- Ein Aputropis Learayos: We should never trust our strong morals and conscious to permit placing ourselves in situations that can lead to immoral and forbidden activity. The Torah gives us guidelines of how to distance from entering ourselves in situations that can potentially lead to sexual misbehavior and these guidelines need to be followed to the exact. Distancing from Yichud, distancing from flirtation with the opposite gender, and distancing ourselves from counseling people of the other gender and entering into close emotional relationships with them even under the cloak of “work and Parnasa.” We should all use our shock and anger and confusion of what has happened to strengthen our own moral behavior, and observance of Torah guidelines, including Shemiras Eiynayim, and protecting ourselves from access to internet filth, and if we are already addicted, seek the help to redeem ourselves from this evil. Don’t be ashamed, be courageous and brave to stand up to your struggles and face them in order to fix them.

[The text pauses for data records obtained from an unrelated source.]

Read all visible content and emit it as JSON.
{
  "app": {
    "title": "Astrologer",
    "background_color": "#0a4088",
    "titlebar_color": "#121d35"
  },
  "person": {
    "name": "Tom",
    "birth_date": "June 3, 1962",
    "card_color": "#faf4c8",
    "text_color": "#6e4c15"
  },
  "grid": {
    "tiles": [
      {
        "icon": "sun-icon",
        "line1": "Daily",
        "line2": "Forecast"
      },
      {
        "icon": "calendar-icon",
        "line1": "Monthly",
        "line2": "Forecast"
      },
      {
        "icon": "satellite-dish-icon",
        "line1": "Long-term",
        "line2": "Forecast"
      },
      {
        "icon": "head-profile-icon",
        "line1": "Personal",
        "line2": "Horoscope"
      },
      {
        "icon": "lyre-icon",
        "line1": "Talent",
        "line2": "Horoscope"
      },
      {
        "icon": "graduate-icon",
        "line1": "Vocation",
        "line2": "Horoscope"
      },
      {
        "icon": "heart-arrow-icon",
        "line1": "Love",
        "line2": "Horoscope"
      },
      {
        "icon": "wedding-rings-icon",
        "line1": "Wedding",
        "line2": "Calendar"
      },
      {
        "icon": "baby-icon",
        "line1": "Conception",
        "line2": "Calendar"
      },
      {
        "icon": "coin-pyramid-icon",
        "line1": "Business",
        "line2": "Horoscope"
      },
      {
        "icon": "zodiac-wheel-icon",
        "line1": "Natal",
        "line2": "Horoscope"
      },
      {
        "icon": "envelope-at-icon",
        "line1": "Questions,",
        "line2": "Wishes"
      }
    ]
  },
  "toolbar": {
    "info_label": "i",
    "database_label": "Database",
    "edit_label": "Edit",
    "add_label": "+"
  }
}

There is much more to elaborate on the subject, but I have already said enough. I understand that some people may disagree with parts of that which I wrote above, and I say to them don’t feel threatened by my opinion, they are simply my personal perspective. May Hashem comfort us all with the coming of Moshiach, and end all suffering and tears from upon our faces.